This game allows novice, intermediate, and expert presets for how much assistance the game gives you with driving physics. I immediately started with expert and was pretty satisfied with the realism it offered at the time, except for my aforementioned issues. Then I tried “intermediate” mode and suddenly the car was practically driving itself. No joke, I kept forgetting to steer the car I was driving because I fell into a trance as the game practically takes over the controls for you when you get to any of the corners. This “autodrive” feature took me completely out of the experience and sent me right back to expert mode. But the problems don’t end there. At the start of many races you are in “autodrive” mode while the race counter counts down from 3. More often than not the game relinquishes control to you in the middle of a corner. It’s absurd.
As said before, the game puts a lot of focus into some realistic driving expectations. Once you get used to the physics engine, the game is rather enjoyable to play for a quick race or two in arcade mode.
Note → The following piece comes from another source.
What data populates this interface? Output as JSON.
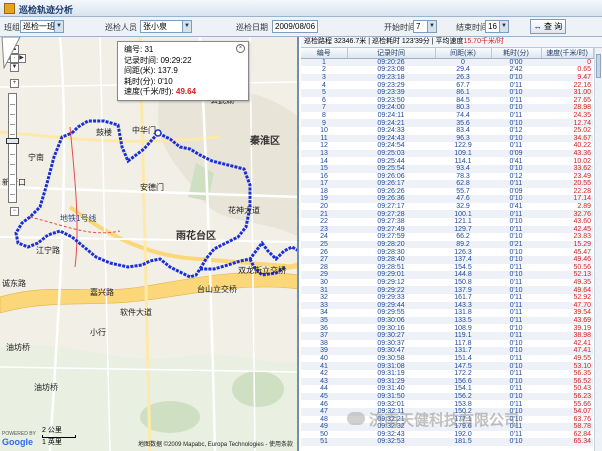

Unfortunately, you will often find yourself bored as the game makes you try driving around the same corner for the thirteenth time in driving school, doing the same challenge over and over because the difficulty spiked tremendously, or you simply run out of things to do. This game has a lot of merits that save it from being bad, mark my words. For one, restarting a race is instantaneous. If you are unhappy with your drive, you can start over at the press of a button and boom, the race is ready to go. For what it’s worth as well, despite the driving school being unfun for the most part, it DOES make you a better driver. The use of cones to signal braking and turning points are new and interesting. But none of this is enough to keep you going. You have to watch two racing etiquette videos just to join multiplayer. Not only that, but they seem to be fixated on making the races official, so instead of any form of matchmaking, the game just has scheduled races you have to sign up for. I had to borrow a PS4 for this review and didn’t feel like this was worth my time, so I avoided it.
I was really hoping that Gran Turismo Sport would be a triumphant return to form for the series, but sadly this is not the case. GTS feels like another prologue game at best. With its extreme focus on rules and regulations while not being quite a good driving simulator in and of itself, it falls short of being the true racing experience it wants to be. There is a VR mode available for it, but I don’t have 400 dollars to spare so that was ignored, unfortunately. Could that increase the quality of experience? It’s entirely possible. But for now, it seems that Forza will keeps its racing game crown until it gets more complacent, but hopefully that doesn’t happen. With these two racing sims tried out, the way is paved for me to try more racing sims. Project Cars 2 came out earlier in September and is now at the top of my priority list to try before the end of the year. Nintendo is also going to throw its hat into the ring with the upcoming Gear.Club Unlimited in December. Can they best the almighty Forza? This reviewer wants to find out.
Also, WTF was up with that always online crap? I need to be online even in the ‘campaign’? Total bullsh*t.